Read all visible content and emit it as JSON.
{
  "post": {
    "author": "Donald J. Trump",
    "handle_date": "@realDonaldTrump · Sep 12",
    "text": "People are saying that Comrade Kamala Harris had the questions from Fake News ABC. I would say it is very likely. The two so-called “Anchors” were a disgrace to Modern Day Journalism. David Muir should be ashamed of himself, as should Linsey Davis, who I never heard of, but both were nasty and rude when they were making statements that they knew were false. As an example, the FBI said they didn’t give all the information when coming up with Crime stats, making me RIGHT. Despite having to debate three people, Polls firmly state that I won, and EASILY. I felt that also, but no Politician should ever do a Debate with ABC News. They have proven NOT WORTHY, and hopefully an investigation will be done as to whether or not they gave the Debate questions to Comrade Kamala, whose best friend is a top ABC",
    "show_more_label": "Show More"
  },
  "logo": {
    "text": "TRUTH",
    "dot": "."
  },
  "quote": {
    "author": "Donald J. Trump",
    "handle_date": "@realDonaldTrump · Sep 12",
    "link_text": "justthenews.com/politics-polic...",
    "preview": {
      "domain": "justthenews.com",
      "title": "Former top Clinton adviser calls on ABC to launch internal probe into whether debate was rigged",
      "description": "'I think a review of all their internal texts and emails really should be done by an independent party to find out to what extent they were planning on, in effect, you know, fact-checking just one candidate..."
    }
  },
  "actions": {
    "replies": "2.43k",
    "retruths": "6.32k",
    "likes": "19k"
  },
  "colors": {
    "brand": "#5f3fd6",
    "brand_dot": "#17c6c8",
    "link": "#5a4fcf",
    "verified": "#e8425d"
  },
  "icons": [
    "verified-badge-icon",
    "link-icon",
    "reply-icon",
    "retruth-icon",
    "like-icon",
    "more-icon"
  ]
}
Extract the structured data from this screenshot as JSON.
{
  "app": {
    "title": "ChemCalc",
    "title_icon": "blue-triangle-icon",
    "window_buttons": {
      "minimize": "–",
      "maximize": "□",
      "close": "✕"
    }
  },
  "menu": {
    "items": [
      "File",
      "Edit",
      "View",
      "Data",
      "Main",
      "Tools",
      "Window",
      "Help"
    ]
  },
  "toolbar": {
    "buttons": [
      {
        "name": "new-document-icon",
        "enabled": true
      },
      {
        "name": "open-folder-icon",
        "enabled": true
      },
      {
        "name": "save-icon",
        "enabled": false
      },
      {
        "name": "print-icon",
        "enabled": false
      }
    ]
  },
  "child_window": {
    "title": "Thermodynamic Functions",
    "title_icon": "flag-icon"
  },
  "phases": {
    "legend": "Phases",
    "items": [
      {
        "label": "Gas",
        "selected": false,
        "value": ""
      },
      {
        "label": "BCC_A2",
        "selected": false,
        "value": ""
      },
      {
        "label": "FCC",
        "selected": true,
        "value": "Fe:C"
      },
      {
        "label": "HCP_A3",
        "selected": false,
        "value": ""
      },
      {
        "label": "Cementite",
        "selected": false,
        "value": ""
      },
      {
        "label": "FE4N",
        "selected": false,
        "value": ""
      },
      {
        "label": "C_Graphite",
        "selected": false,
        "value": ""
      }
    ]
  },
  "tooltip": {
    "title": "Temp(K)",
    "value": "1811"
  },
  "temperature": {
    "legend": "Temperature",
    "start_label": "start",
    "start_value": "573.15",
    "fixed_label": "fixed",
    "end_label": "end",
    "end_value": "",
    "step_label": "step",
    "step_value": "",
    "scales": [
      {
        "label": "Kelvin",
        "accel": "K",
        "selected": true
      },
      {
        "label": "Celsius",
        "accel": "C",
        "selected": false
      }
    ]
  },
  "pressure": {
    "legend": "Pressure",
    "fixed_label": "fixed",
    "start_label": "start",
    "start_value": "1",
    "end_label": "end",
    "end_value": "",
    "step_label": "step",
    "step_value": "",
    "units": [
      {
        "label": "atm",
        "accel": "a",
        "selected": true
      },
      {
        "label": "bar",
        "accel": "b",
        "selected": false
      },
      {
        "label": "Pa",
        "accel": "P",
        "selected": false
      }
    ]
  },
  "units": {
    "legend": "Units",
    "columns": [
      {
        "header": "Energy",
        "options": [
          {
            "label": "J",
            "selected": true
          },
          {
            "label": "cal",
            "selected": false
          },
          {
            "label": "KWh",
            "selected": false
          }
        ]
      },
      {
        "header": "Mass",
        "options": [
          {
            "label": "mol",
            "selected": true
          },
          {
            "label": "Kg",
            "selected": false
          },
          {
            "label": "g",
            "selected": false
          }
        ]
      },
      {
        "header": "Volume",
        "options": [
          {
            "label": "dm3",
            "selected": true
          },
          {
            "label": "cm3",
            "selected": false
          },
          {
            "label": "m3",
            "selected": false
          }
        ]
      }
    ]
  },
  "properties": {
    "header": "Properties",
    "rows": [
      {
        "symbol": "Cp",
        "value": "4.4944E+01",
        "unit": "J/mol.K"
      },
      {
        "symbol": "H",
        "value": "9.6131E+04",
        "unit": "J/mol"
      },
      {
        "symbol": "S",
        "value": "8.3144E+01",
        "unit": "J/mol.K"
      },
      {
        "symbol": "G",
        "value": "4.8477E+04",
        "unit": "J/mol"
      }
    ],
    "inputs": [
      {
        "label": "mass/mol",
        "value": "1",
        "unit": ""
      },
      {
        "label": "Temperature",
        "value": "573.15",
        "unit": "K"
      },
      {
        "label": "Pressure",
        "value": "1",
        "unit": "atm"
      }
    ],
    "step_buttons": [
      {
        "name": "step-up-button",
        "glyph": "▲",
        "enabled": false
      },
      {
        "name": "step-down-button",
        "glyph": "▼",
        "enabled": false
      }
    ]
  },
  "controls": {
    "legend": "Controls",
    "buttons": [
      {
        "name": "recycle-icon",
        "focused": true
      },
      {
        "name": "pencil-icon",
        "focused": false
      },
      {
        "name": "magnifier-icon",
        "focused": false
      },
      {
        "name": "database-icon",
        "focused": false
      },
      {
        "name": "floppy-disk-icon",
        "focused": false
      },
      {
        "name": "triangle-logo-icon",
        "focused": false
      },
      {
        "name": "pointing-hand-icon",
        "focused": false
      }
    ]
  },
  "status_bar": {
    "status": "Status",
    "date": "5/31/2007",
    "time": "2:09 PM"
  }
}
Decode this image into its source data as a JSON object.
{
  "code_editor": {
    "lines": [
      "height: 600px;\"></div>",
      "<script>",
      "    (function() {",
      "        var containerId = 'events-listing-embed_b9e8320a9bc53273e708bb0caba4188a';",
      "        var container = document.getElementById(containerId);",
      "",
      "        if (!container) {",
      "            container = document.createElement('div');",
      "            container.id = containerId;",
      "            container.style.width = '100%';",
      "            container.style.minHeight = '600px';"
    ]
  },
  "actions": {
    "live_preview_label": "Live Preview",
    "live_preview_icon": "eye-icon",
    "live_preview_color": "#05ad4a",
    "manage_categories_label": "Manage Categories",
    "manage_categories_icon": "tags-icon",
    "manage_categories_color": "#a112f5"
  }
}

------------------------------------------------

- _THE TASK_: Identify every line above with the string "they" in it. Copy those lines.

- _RESULT BELOW_:
    "text": "People are saying that Comrade Kamala Harris had the questions from Fake News ABC. I would say it is very likely. The two so-called “Anchors” were a disgrace to Modern Day Journalism. David Muir should be ashamed of himself, as should Linsey Davis, who I never heard of, but both were nasty and rude when they were making statements that they knew were false. As an example, the FBI said they didn’t give all the information when coming up with Crime stats, making me RIGHT. Despite having to debate three people, Polls firmly state that I won, and EASILY. I felt that also, but no Politician should ever do a Debate with ABC News. They have proven NOT WORTHY, and hopefully an investigation will be done as to whether or not they gave the Debate questions to Comrade Kamala, whose best friend is a top ABC",
      "description": "'I think a review of all their internal texts and emails really should be done by an independent party to find out to what extent they were planning on, in effect, you know, fact-checking just one candidate..."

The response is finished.